Hi all. It’s become shockingly clear that we have a number of long-smoldering fires here in the US. If we *only take a brief moment from inside my head to prune the tallest sunflowers, so to speak…
- Systematic, blind, pervasive and enduring conscious and unconscious racism
- Inept, corrupt, exploitative leadership–who, quite frankly as a good friend pointed out is benefiting *EXACTLY from the foundation our politicians have set up for him and others like him
- A school system that’s in an adrenaline-fueled rush to retrofit something that will keep the most vulnerable students from suffering even more than they already have been
- A new virus in our global population and the politicization of our response
I’ll stop there. There are some positive things happening right now too, but those are not the topic of this writing. People like positive stories, of course!
This is a post about accountability for our own contributions to the balance of positivity and negativity; and balance is a bit of a throwaway word these days, since it’s taken on varied meanings since the suite of wellness industries co-opted it.
Right now a lot of us are angry. Sad. Disillusioned. Afraid. Numb. Agitated. Generally unhappy and working hard to stay in our centers. Most of us were tapped out before our current status. And some more than others.
Any of these current affairs can be thought of as very old fires that we have more or less protected and kept smoldering over the years and generations. Our practices and policies and everyday behaviors have served to keep these coals alive and well.
Every so often these flare up. A quick peek at comprehensive history confirms this. If it’s happening, we’ve been here before. Maybe not during our lives, but in the life of our history and our country and our world, not much is new.
We struggle. And we strive. And sometimes we thrive, even if for moments before we’re back into struggle.
Every individual struggle is different. Some of us struggle with the integrity of our minds, the health of our physical bodies, and our relationships with people, places, community and things. And then we can subtract food, housing, economic security, emotional/social support, physical safety, and water.
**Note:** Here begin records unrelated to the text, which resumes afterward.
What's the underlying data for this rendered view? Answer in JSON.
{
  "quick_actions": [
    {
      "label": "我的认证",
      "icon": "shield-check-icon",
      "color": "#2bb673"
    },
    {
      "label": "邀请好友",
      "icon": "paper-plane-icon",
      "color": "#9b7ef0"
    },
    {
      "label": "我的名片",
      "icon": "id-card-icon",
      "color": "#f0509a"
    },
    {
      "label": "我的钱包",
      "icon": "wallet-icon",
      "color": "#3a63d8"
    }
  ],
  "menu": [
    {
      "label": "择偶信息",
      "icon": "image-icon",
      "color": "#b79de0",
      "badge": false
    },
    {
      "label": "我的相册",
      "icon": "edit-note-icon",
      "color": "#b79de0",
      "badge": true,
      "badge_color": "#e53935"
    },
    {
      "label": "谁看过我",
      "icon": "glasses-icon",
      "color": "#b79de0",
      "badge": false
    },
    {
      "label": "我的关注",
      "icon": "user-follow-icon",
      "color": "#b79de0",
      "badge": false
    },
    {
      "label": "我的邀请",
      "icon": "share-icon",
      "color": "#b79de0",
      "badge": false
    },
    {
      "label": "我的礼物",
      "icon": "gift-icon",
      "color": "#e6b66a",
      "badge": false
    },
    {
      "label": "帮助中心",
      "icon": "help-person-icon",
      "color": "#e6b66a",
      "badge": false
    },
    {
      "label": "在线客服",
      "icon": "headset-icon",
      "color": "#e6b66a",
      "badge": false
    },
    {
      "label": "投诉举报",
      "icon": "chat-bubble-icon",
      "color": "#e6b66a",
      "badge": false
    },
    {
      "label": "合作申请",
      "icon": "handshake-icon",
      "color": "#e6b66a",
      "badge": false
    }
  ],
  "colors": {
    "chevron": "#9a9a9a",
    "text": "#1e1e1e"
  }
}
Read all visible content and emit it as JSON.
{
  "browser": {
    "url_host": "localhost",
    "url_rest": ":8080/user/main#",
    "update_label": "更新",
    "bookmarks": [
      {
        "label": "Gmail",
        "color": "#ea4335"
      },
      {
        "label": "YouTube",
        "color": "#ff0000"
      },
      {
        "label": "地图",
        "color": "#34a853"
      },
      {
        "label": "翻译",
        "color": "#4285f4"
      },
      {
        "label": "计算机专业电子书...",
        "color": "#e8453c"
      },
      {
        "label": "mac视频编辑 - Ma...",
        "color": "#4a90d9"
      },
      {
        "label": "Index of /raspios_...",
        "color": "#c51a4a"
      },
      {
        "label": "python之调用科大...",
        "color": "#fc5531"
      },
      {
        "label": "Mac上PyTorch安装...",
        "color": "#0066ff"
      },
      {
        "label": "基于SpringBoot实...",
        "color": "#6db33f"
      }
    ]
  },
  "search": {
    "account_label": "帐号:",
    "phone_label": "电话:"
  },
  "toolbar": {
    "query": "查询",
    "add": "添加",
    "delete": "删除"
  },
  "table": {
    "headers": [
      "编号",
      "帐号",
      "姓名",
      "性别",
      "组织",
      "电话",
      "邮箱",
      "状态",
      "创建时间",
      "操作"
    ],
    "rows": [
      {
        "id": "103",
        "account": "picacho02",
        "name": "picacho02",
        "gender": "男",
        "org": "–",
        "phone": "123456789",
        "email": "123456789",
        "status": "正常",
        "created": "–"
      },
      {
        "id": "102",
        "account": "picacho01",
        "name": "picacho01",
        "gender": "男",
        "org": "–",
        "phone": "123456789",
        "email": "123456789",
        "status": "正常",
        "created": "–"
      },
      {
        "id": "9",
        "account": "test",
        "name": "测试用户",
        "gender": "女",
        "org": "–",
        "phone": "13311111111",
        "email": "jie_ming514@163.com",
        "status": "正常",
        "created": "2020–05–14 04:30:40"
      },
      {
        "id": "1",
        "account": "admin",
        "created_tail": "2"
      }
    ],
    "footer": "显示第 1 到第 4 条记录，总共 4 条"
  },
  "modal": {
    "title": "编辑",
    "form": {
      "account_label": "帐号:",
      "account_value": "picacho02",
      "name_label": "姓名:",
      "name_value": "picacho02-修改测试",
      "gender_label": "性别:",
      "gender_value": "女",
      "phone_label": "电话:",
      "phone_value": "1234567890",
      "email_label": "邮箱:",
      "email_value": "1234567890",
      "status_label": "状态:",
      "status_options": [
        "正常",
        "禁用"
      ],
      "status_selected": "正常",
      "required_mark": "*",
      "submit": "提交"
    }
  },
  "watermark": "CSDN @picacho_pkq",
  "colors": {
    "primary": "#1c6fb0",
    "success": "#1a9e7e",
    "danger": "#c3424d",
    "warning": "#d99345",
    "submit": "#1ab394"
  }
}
Some of us have all of these and some in abundance. But we may not be able to feel that because we don’t know any different. OR, we may not be able to feel that because we DO know different, we have been there, and we know what it took to get out of that place where basic needs were unmet. And there is no way in hell we’re going back, if there’s anything we can do about it. And that desire to stay out of our past keeps us in a state of rippling stress.
And it’s important to acknowledge that our systems perpetuate this. The fine line between enough food and housing is always at risk to be yanked away by policy makers who have never been hungry.
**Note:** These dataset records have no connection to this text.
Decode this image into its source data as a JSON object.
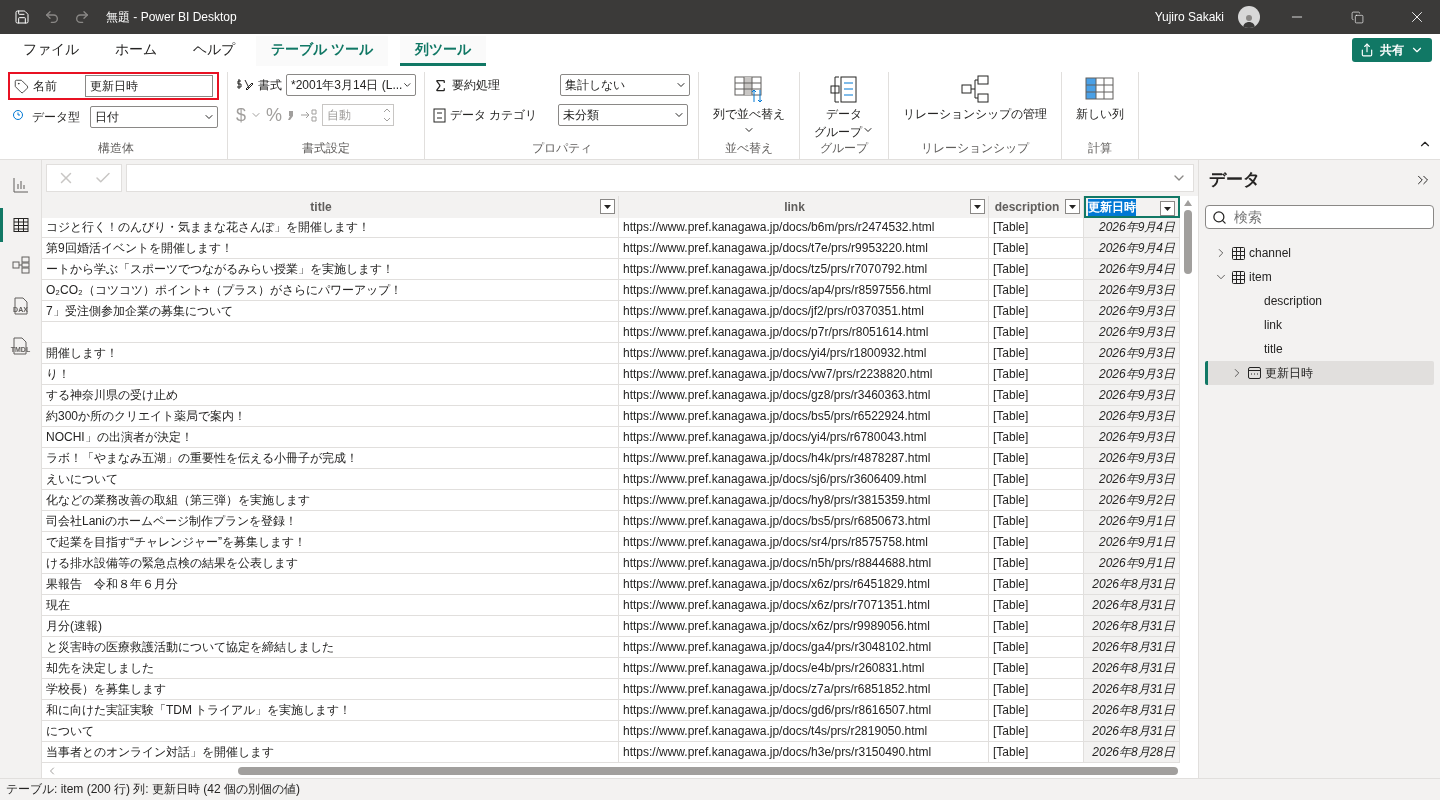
{
  "window": {
    "title": "無題 - Power BI Desktop",
    "user": "Yujiro Sakaki"
  },
  "ribbon_tabs": [
    {
      "label": "ファイル",
      "kind": "plain",
      "selected": false
    },
    {
      "label": "ホーム",
      "kind": "plain",
      "selected": false
    },
    {
      "label": "ヘルプ",
      "kind": "plain",
      "selected": false
    },
    {
      "label": "テーブル ツール",
      "kind": "contextual",
      "selected": false
    },
    {
      "label": "列ツール",
      "kind": "contextual",
      "selected": true
    }
  ],
  "share_button": {
    "label": "共有"
  },
  "structure": {
    "label": "構造体",
    "name_label": "名前",
    "name_value": "更新日時",
    "highlighted": true,
    "type_label": "データ型",
    "type_value": "日付"
  },
  "formatting": {
    "label": "書式設定",
    "format_label": "書式",
    "format_value": "*2001年3月14日 (L...",
    "currency_symbol": "$",
    "percent_symbol": "%",
    "decimals_value": "自動",
    "disabled": true
  },
  "properties": {
    "label": "プロパティ",
    "summary_label": "要約処理",
    "summary_value": "集計しない",
    "category_label": "データ カテゴリ",
    "category_value": "未分類"
  },
  "sort": {
    "label": "並べ替え",
    "button": "列で並べ替え"
  },
  "grouping": {
    "label": "グループ",
    "button_lines": [
      "データ",
      "グループ"
    ]
  },
  "relationships": {
    "label": "リレーションシップ",
    "button": "リレーションシップの管理"
  },
  "calculations": {
    "label": "計算",
    "button": "新しい列"
  },
  "rail": [
    {
      "kind": "report",
      "selected": false
    },
    {
      "kind": "table",
      "selected": true
    },
    {
      "kind": "model",
      "selected": false
    },
    {
      "kind": "file",
      "label": "DAX",
      "selected": false
    },
    {
      "kind": "file",
      "label": "TMDL",
      "selected": false
    }
  ],
  "table": {
    "columns": [
      {
        "label": "title",
        "selected": false
      },
      {
        "label": "link",
        "selected": false
      },
      {
        "label": "description",
        "selected": false
      },
      {
        "label": "更新日時",
        "selected": true
      }
    ],
    "rows": [
      {
        "title": "コジと行く！のんびり・気ままな花さんぽ」を開催します！",
        "link": "https://www.pref.kanagawa.jp/docs/b6m/prs/r2474532.html",
        "description": "[Table]",
        "date": "2026年9月4日"
      },
      {
        "title": "第9回婚活イベントを開催します！",
        "link": "https://www.pref.kanagawa.jp/docs/t7e/prs/r9953220.html",
        "description": "[Table]",
        "date": "2026年9月4日"
      },
      {
        "title": "ートから学ぶ「スポーツでつながるみらい授業」を実施します！",
        "link": "https://www.pref.kanagawa.jp/docs/tz5/prs/r7070792.html",
        "description": "[Table]",
        "date": "2026年9月4日"
      },
      {
        "title": "O₂CO₂（コツコツ）ポイント+（プラス）がさらにパワーアップ！",
        "link": "https://www.pref.kanagawa.jp/docs/ap4/prs/r8597556.html",
        "description": "[Table]",
        "date": "2026年9月3日"
      },
      {
        "title": "7」受注側参加企業の募集について",
        "link": "https://www.pref.kanagawa.jp/docs/jf2/prs/r0370351.html",
        "description": "[Table]",
        "date": "2026年9月3日"
      },
      {
        "link": "https://www.pref.kanagawa.jp/docs/p7r/prs/r8051614.html",
        "description": "[Table]",
        "date": "2026年9月3日"
      },
      {
        "title": "開催します！",
        "link": "https://www.pref.kanagawa.jp/docs/yi4/prs/r1800932.html",
        "description": "[Table]",
        "date": "2026年9月3日"
      },
      {
        "title": "り！",
        "link": "https://www.pref.kanagawa.jp/docs/vw7/prs/r2238820.html",
        "description": "[Table]",
        "date": "2026年9月3日"
      },
      {
        "title": "する神奈川県の受け止め",
        "link": "https://www.pref.kanagawa.jp/docs/gz8/prs/r3460363.html",
        "description": "[Table]",
        "date": "2026年9月3日"
      },
      {
        "title": "約300か所のクリエイト薬局で案内！",
        "link": "https://www.pref.kanagawa.jp/docs/bs5/prs/r6522924.html",
        "description": "[Table]",
        "date": "2026年9月3日"
      },
      {
        "title": "NOCHI」の出演者が決定！",
        "link": "https://www.pref.kanagawa.jp/docs/yi4/prs/r6780043.html",
        "description": "[Table]",
        "date": "2026年9月3日"
      },
      {
        "title": "ラボ！「やまなみ五湖」の重要性を伝える小冊子が完成！",
        "link": "https://www.pref.kanagawa.jp/docs/h4k/prs/r4878287.html",
        "description": "[Table]",
        "date": "2026年9月3日"
      },
      {
        "title": "えいについて",
        "link": "https://www.pref.kanagawa.jp/docs/sj6/prs/r3606409.html",
        "description": "[Table]",
        "date": "2026年9月3日"
      },
      {
        "title": "化などの業務改善の取組（第三弾）を実施します",
        "link": "https://www.pref.kanagawa.jp/docs/hy8/prs/r3815359.html",
        "description": "[Table]",
        "date": "2026年9月2日"
      },
      {
        "title": "司会社Laniのホームページ制作プランを登録！",
        "link": "https://www.pref.kanagawa.jp/docs/bs5/prs/r6850673.html",
        "description": "[Table]",
        "date": "2026年9月1日"
      },
      {
        "title": "で起業を目指す“チャレンジャー”を募集します！",
        "link": "https://www.pref.kanagawa.jp/docs/sr4/prs/r8575758.html",
        "description": "[Table]",
        "date": "2026年9月1日"
      },
      {
        "title": "ける排水設備等の緊急点検の結果を公表します",
        "link": "https://www.pref.kanagawa.jp/docs/n5h/prs/r8844688.html",
        "description": "[Table]",
        "date": "2026年9月1日"
      },
      {
        "title": "果報告　令和８年６月分",
        "link": "https://www.pref.kanagawa.jp/docs/x6z/prs/r6451829.html",
        "description": "[Table]",
        "date": "2026年8月31日"
      },
      {
        "title": "現在",
        "link": "https://www.pref.kanagawa.jp/docs/x6z/prs/r7071351.html",
        "description": "[Table]",
        "date": "2026年8月31日"
      },
      {
        "title": "月分(速報)",
        "link": "https://www.pref.kanagawa.jp/docs/x6z/prs/r9989056.html",
        "description": "[Table]",
        "date": "2026年8月31日"
      },
      {
        "title": "と災害時の医療救護活動について協定を締結しました",
        "link": "https://www.pref.kanagawa.jp/docs/ga4/prs/r3048102.html",
        "description": "[Table]",
        "date": "2026年8月31日"
      },
      {
        "title": "却先を決定しました",
        "link": "https://www.pref.kanagawa.jp/docs/e4b/prs/r260831.html",
        "description": "[Table]",
        "date": "2026年8月31日"
      },
      {
        "title": "学校長）を募集します",
        "link": "https://www.pref.kanagawa.jp/docs/z7a/prs/r6851852.html",
        "description": "[Table]",
        "date": "2026年8月31日"
      },
      {
        "title": "和に向けた実証実験「TDM トライアル」を実施します！",
        "link": "https://www.pref.kanagawa.jp/docs/gd6/prs/r8616507.html",
        "description": "[Table]",
        "date": "2026年8月31日"
      },
      {
        "title": "について",
        "link": "https://www.pref.kanagawa.jp/docs/t4s/prs/r2819050.html",
        "description": "[Table]",
        "date": "2026年8月31日"
      },
      {
        "title": "当事者とのオンライン対話」を開催します",
        "link": "https://www.pref.kanagawa.jp/docs/h3e/prs/r3150490.html",
        "description": "[Table]",
        "date": "2026年8月28日"
      }
    ]
  },
  "data_pane": {
    "title": "データ",
    "search": {
      "placeholder": "検索"
    },
    "tree": [
      {
        "label": "channel",
        "kind": "table",
        "expanded": false,
        "selected": false
      },
      {
        "label": "item",
        "kind": "table",
        "expanded": true,
        "selected": false,
        "children": [
          {
            "label": "description",
            "kind": "field",
            "selected": false
          },
          {
            "label": "link",
            "kind": "field",
            "selected": false
          },
          {
            "label": "title",
            "kind": "field",
            "selected": false
          },
          {
            "label": "更新日時",
            "kind": "date",
            "expanded": false,
            "selected": true
          }
        ]
      }
    ]
  },
  "status_bar": "テーブル: item (200 行) 列: 更新日時 (42 個の別個の値)"
}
These very different histories that fuel our behaviors can show up so similarly in our emotional and behavioral landscapes, because while our brain stem knows when we are on the brink of starvation, our amygdala alerts us to the faintest idea of starvation on the horizon. And we just may shunt into fight, flight, or freeze from there…or a combination of all of these.
Shaming doesn’t help. Entitlement wars aren’t helping. The inability to understand any other person’s reaction to the stressors we are facing won’t help.
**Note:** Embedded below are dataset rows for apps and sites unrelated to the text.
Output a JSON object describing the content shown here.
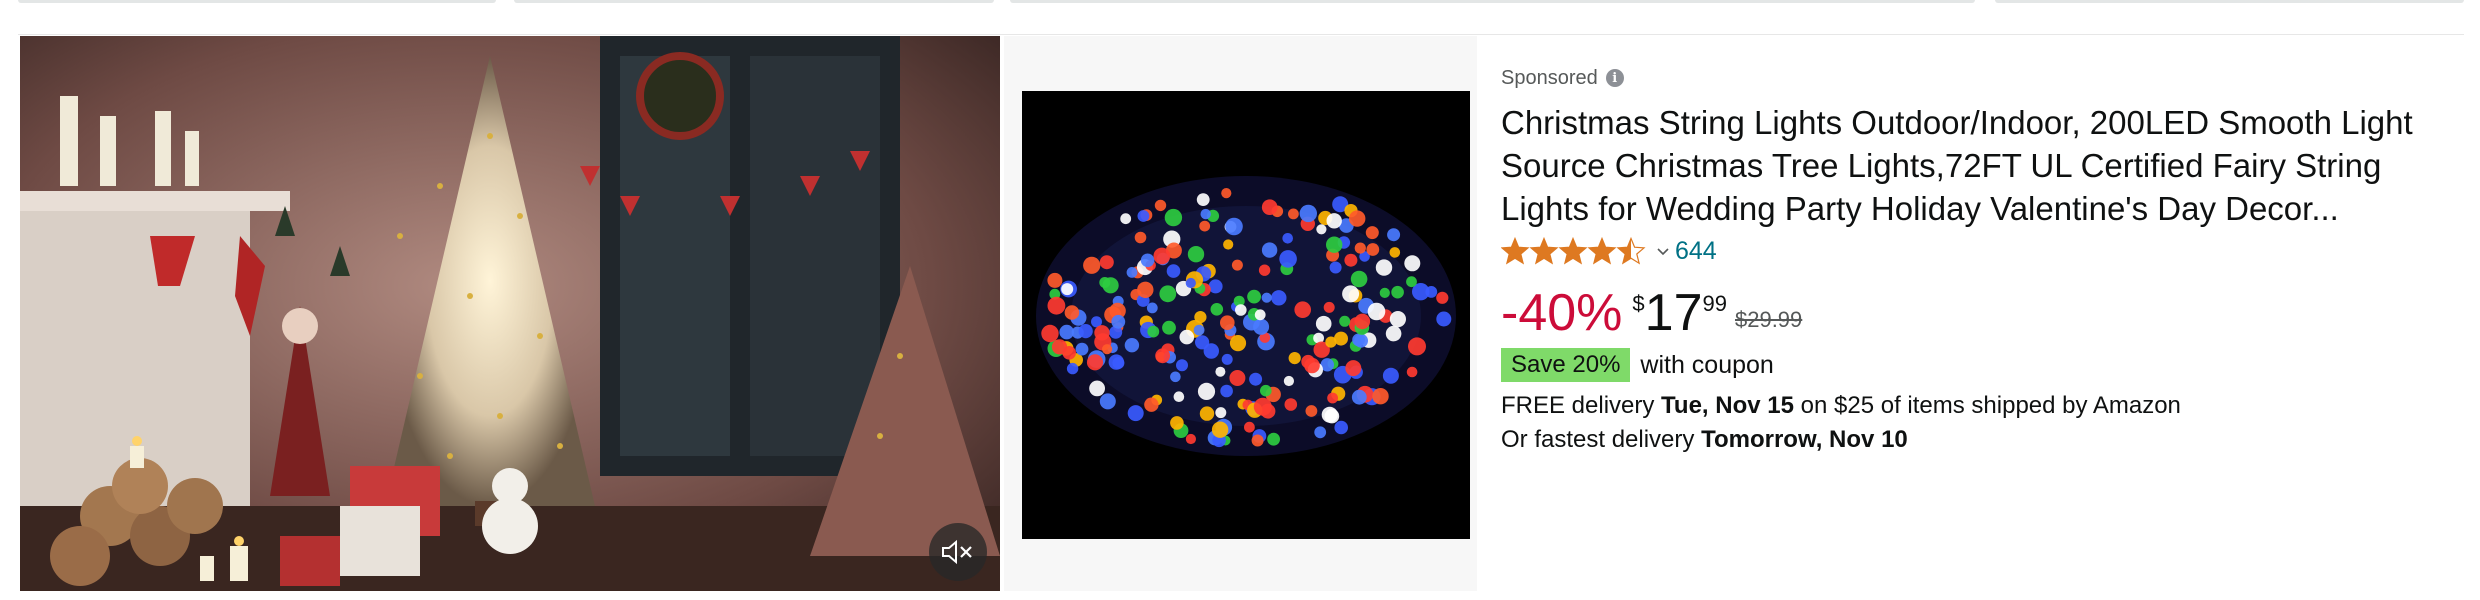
{
  "product": {
    "sponsored_label": "Sponsored",
    "title": "Christmas String Lights Outdoor/Indoor, 200LED Smooth Light Source Christmas Tree Lights,72FT UL Certified Fairy String Lights for Wedding Party Holiday Valentine's Day Decor...",
    "rating": {
      "stars": 4.5,
      "count": "644"
    },
    "price": {
      "discount": "-40%",
      "currency": "$",
      "whole": "17",
      "fraction": "99",
      "list_price": "$29.99"
    },
    "coupon": {
      "badge": "Save 20%",
      "text": "with coupon"
    },
    "delivery": {
      "free_prefix": "FREE delivery ",
      "free_date": "Tue, Nov 15",
      "free_suffix": " on $25 of items shipped by Amazon",
      "fast_prefix": "Or fastest delivery ",
      "fast_date": "Tomorrow, Nov 10"
    }
  },
  "icons": {
    "info": "info-icon",
    "mute": "speaker-muted-icon",
    "star": "star-icon",
    "chevron": "chevron-down-icon"
  },
  "colors": {
    "discount": "#cc0c39",
    "rating_link": "#007185",
    "star": "#de7921",
    "coupon_badge": "#7fda69"
  }
}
I think, in the end, we must be as thoughtful as we can be. We have to slog through our emotional reactions, because those are real and must be handled with care. We must take care of ourselves.
And then we must look around. Who is slogging knee deep and who is gasping for air? And please don’t make the peer shaming “just stand up” reference for those who are up to their eyeballs. Whether it’s accurate and true or not is not the point. If a person up to their eyeballs could stand up and join you at knee deep, they would have already.
This is a time to be mindful what fires you are throwing sticks on. What are you fueling? How many sticks do you have to spare? And are you putting them in the place you need to? For you? For your community? For your family and circles?
Some of us are really dumping our bundles. May I suggest that you consider sparing your own energy for the days ahead? And if you don’t know how, there are many ways to re-center. Many ways. You know yourselves very best. And please give that grace to others. We will never understand what another person is going through, has gone through, and what is compelling them to cope the way they are.
No matter how much you disapprove, that is not yours to judge. But we will. It’s what we do. It’s far easier to throw a few sticks onto that, especially if we have extra sticks to throw. That’s about all I can say about us right now.